→ **To do**:
Scan the entries for the word "JSON" and return every line that has it.
......
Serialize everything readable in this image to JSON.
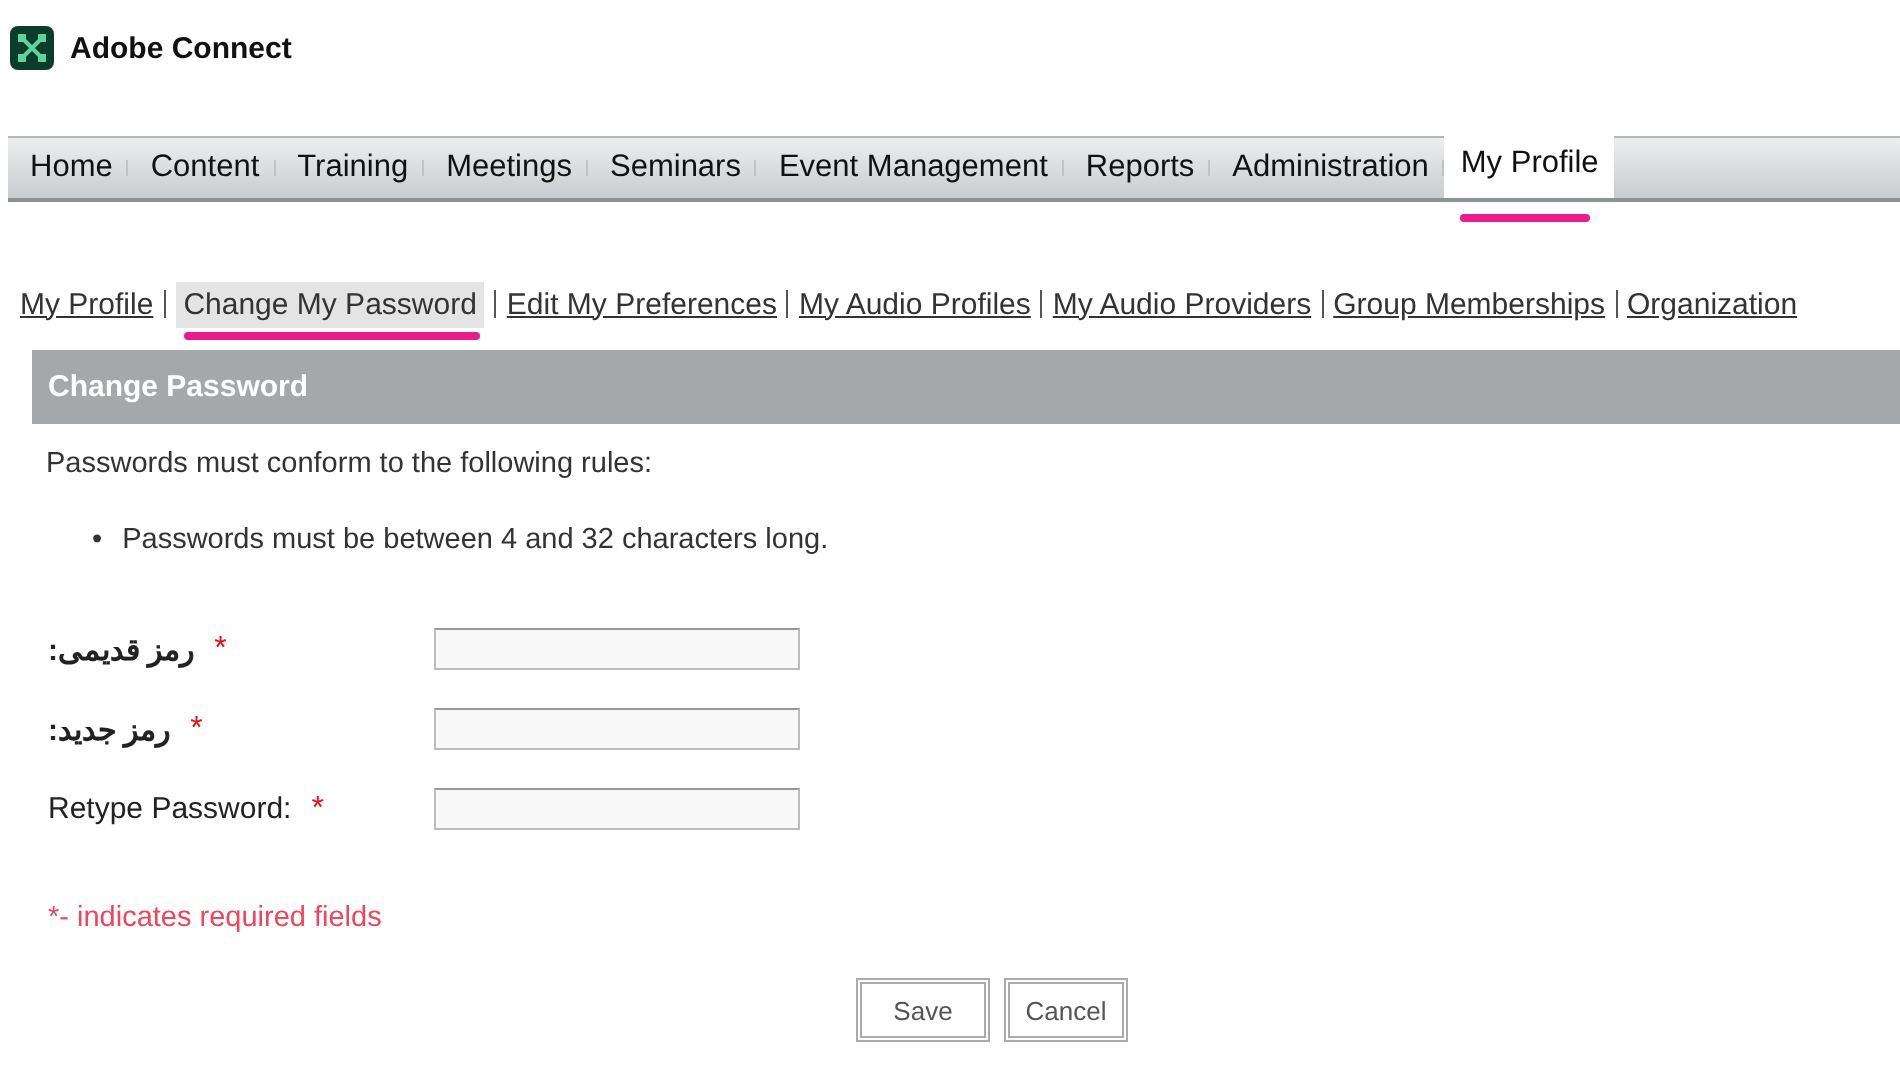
{
  "app": {
    "title": "Adobe Connect"
  },
  "nav": [
    {
      "label": "Home",
      "selected": false
    },
    {
      "label": "Content",
      "selected": false
    },
    {
      "label": "Training",
      "selected": false
    },
    {
      "label": "Meetings",
      "selected": false
    },
    {
      "label": "Seminars",
      "selected": false
    },
    {
      "label": "Event Management",
      "selected": false
    },
    {
      "label": "Reports",
      "selected": false
    },
    {
      "label": "Administration",
      "selected": false
    },
    {
      "label": "My Profile",
      "selected": true
    }
  ],
  "subnav": [
    {
      "label": "My Profile",
      "selected": false
    },
    {
      "label": "Change My Password",
      "selected": true
    },
    {
      "label": "Edit My Preferences",
      "selected": false
    },
    {
      "label": "My Audio Profiles",
      "selected": false
    },
    {
      "label": "My Audio Providers",
      "selected": false
    },
    {
      "label": "Group Memberships",
      "selected": false
    },
    {
      "label": "Organization",
      "selected": false
    }
  ],
  "panel": {
    "title": "Change Password",
    "intro": "Passwords must conform to the following rules:",
    "rules": [
      {
        "bullet": "•",
        "text": "Passwords must be between 4 and 32 characters long."
      }
    ],
    "fields": [
      {
        "label": "رمز قدیمی:",
        "marker": "*"
      },
      {
        "label": "رمز جدید:",
        "marker": "*"
      },
      {
        "label": "Retype Password:",
        "marker": "*"
      }
    ],
    "note": "*- indicates required fields",
    "buttons": [
      "Save",
      "Cancel"
    ]
  }
}
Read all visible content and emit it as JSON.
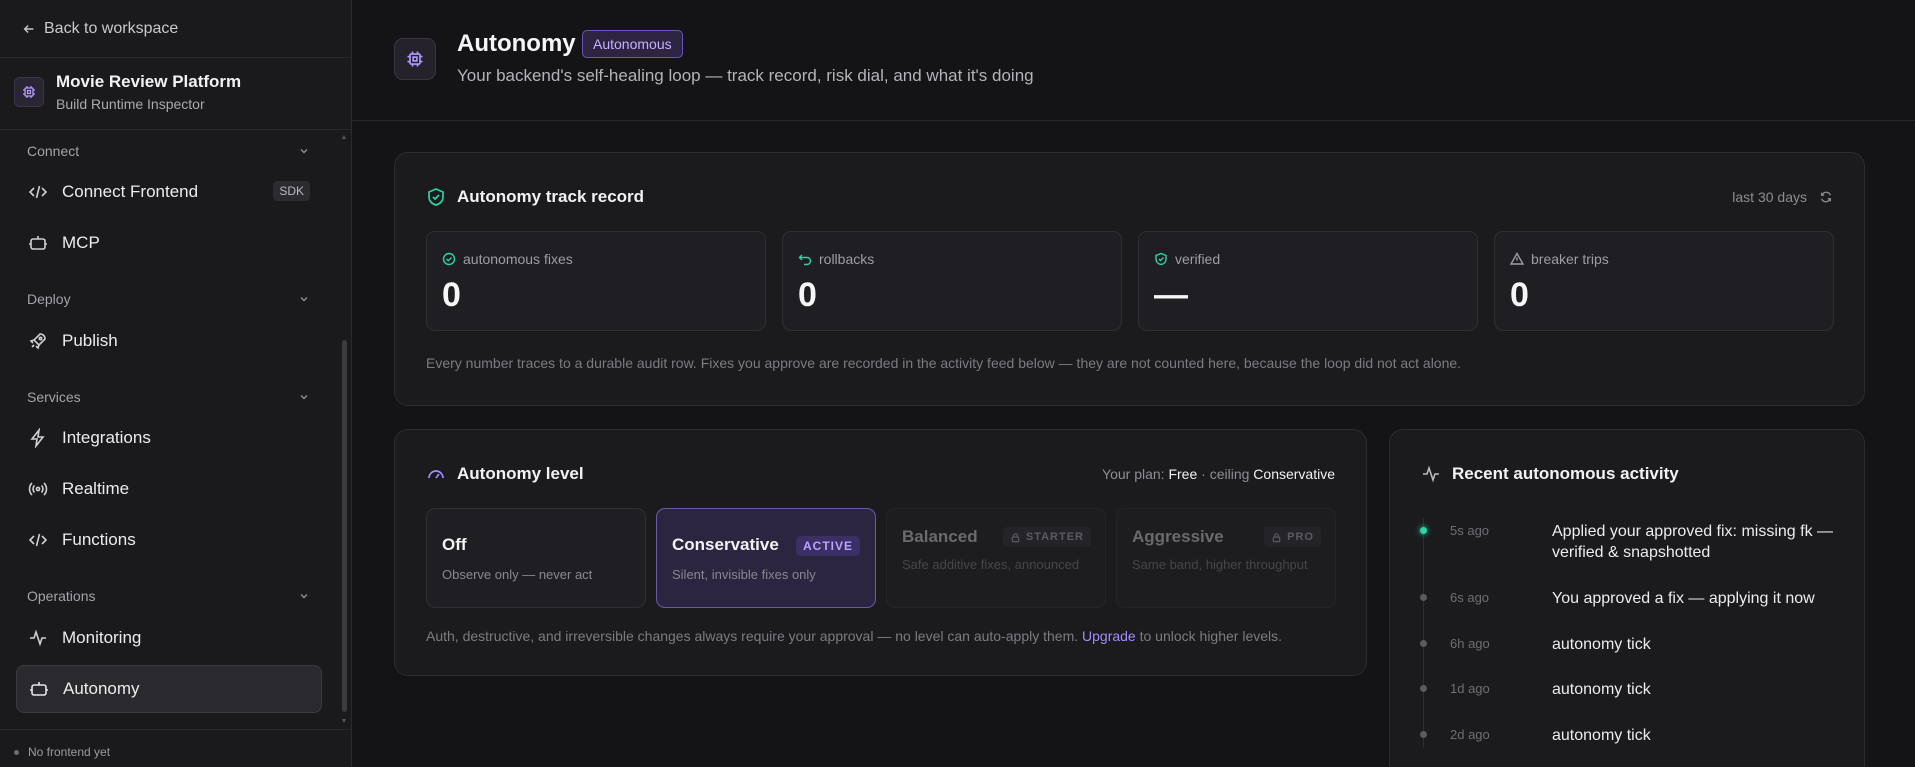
{
  "sidebar": {
    "back_label": "Back to workspace",
    "project": {
      "name": "Movie Review Platform",
      "subtitle": "Build Runtime Inspector"
    },
    "sections": [
      {
        "label": "Connect",
        "items": [
          {
            "label": "Connect Frontend",
            "icon": "code-icon",
            "badge": "SDK"
          },
          {
            "label": "MCP",
            "icon": "bot-icon"
          }
        ]
      },
      {
        "label": "Deploy",
        "items": [
          {
            "label": "Publish",
            "icon": "rocket-icon"
          }
        ]
      },
      {
        "label": "Services",
        "items": [
          {
            "label": "Integrations",
            "icon": "bolt-icon"
          },
          {
            "label": "Realtime",
            "icon": "broadcast-icon"
          },
          {
            "label": "Functions",
            "icon": "code-icon"
          }
        ]
      },
      {
        "label": "Operations",
        "items": [
          {
            "label": "Monitoring",
            "icon": "activity-icon"
          },
          {
            "label": "Autonomy",
            "icon": "bot-icon",
            "active": true
          }
        ]
      }
    ],
    "footer": "No frontend yet"
  },
  "header": {
    "title": "Autonomy",
    "badge": "Autonomous",
    "subtitle": "Your backend's self-healing loop — track record, risk dial, and what it's doing"
  },
  "track_record": {
    "title": "Autonomy track record",
    "range": "last 30 days",
    "stats": [
      {
        "label": "autonomous fixes",
        "value": "0",
        "icon": "check-circle-icon"
      },
      {
        "label": "rollbacks",
        "value": "0",
        "icon": "undo-icon"
      },
      {
        "label": "verified",
        "value": "—",
        "icon": "shield-check-icon"
      },
      {
        "label": "breaker trips",
        "value": "0",
        "icon": "warning-icon"
      }
    ],
    "note": "Every number traces to a durable audit row. Fixes you approve are recorded in the activity feed below — they are not counted here, because the loop did not act alone."
  },
  "autonomy_level": {
    "title": "Autonomy level",
    "plan_prefix": "Your plan:",
    "plan": "Free",
    "ceiling_prefix": "· ceiling",
    "ceiling": "Conservative",
    "levels": [
      {
        "name": "Off",
        "desc": "Observe only — never act"
      },
      {
        "name": "Conservative",
        "desc": "Silent, invisible fixes only",
        "badge": "ACTIVE"
      },
      {
        "name": "Balanced",
        "desc": "Safe additive fixes, announced",
        "lock": "STARTER"
      },
      {
        "name": "Aggressive",
        "desc": "Same band, higher throughput",
        "lock": "PRO"
      }
    ],
    "note_before": "Auth, destructive, and irreversible changes always require your approval — no level can auto-apply them.",
    "note_link": "Upgrade",
    "note_after": "to unlock higher levels."
  },
  "activity": {
    "title": "Recent autonomous activity",
    "items": [
      {
        "time": "5s ago",
        "text": "Applied your approved fix: missing fk — verified & snapshotted"
      },
      {
        "time": "6s ago",
        "text": "You approved a fix — applying it now"
      },
      {
        "time": "6h ago",
        "text": "autonomy tick"
      },
      {
        "time": "1d ago",
        "text": "autonomy tick"
      },
      {
        "time": "2d ago",
        "text": "autonomy tick"
      }
    ]
  },
  "colors": {
    "accent": "#8b6cf6",
    "live": "#2dd4a6",
    "shield": "#2dd4a6"
  }
}
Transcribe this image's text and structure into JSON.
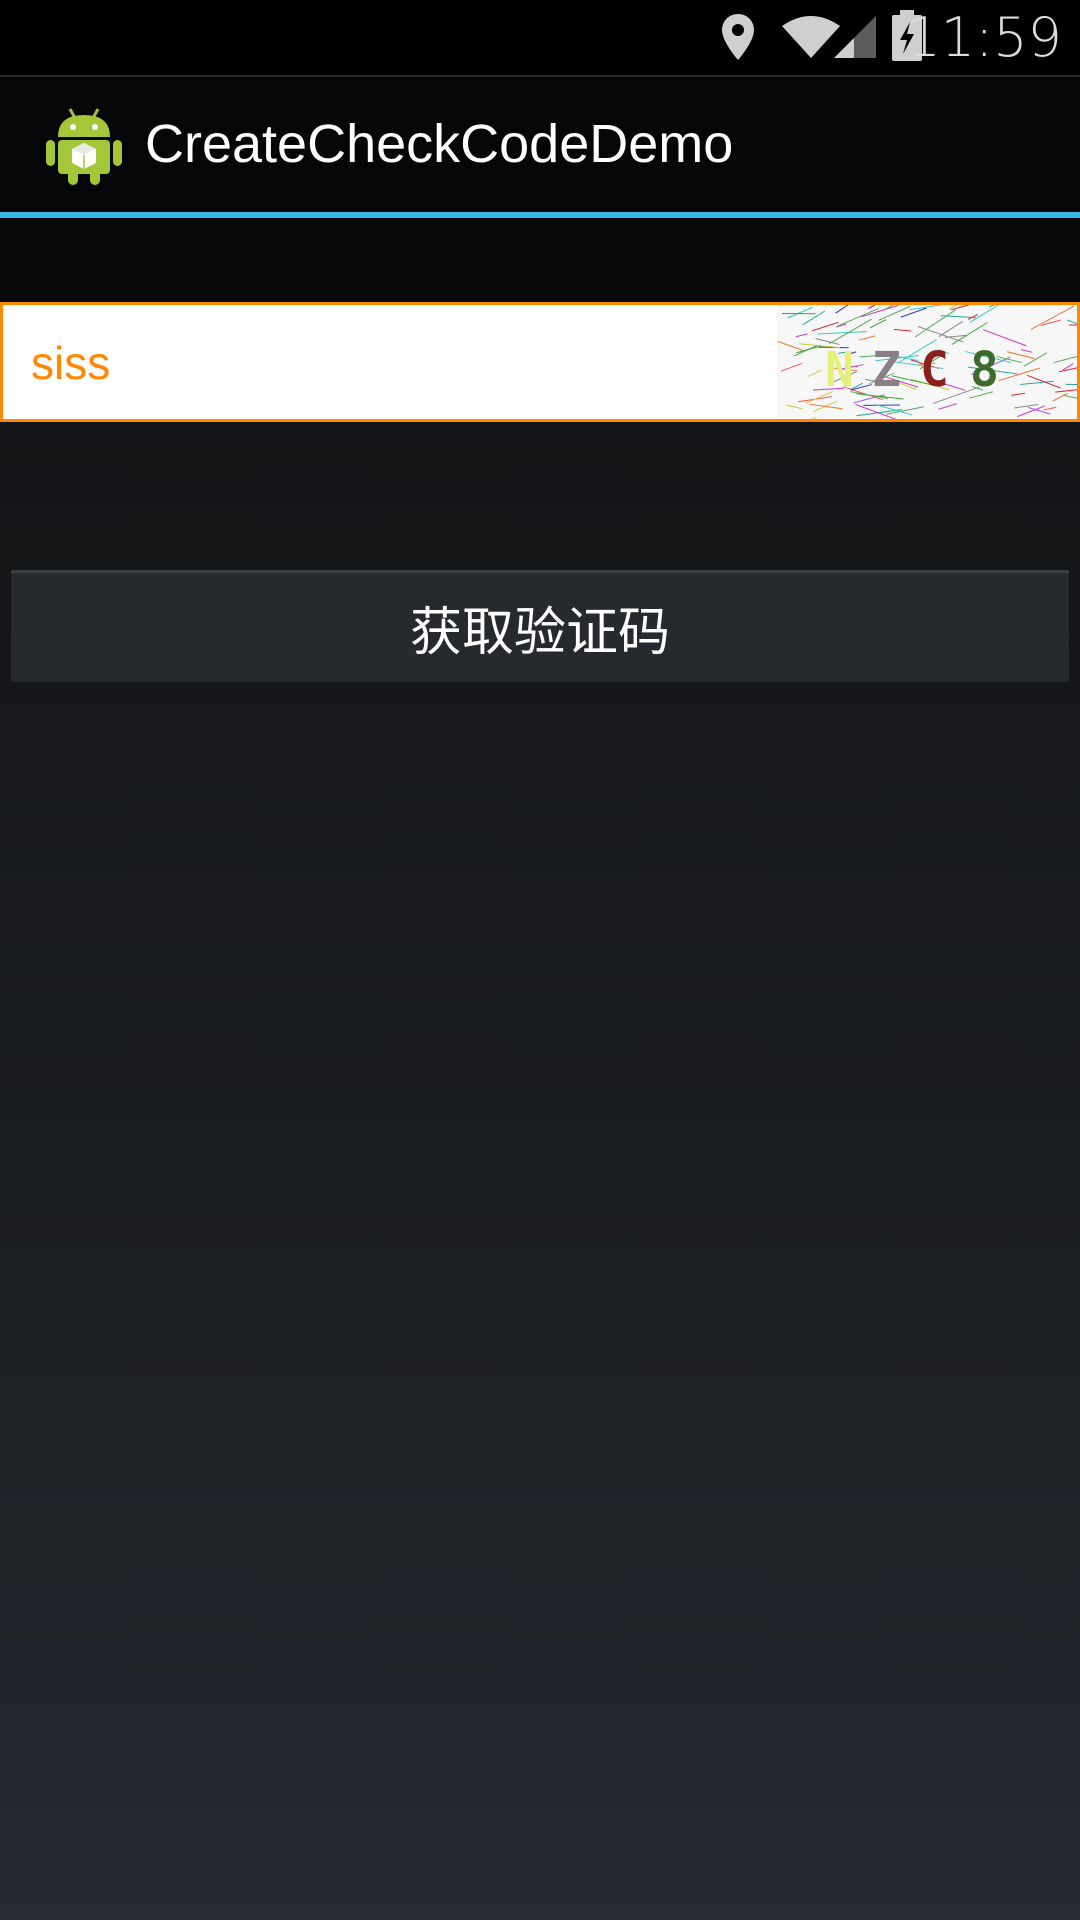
{
  "status_bar": {
    "time": "11:59",
    "icons": [
      "location-icon",
      "wifi-icon",
      "signal-icon",
      "battery-charging-icon"
    ]
  },
  "app": {
    "title": "CreateCheckCodeDemo",
    "icon": "android-robot-icon"
  },
  "form": {
    "code_input_value": "siss",
    "captcha_chars": [
      "N",
      "Z",
      "C",
      "8"
    ],
    "captcha_colors": [
      "#e6ef7a",
      "#8a7f84",
      "#8a1f1c",
      "#3e6b2c"
    ],
    "get_code_button_label": "获取验证码"
  },
  "colors": {
    "accent": "#33b5e5",
    "input_border": "#ff8800",
    "input_text": "#ff8800"
  }
}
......
→ **Task response**:
Serialize everything readable in this image to JSON.
Read all visible content and emit it as JSON.
Transcribe this image's text and structure into JSON.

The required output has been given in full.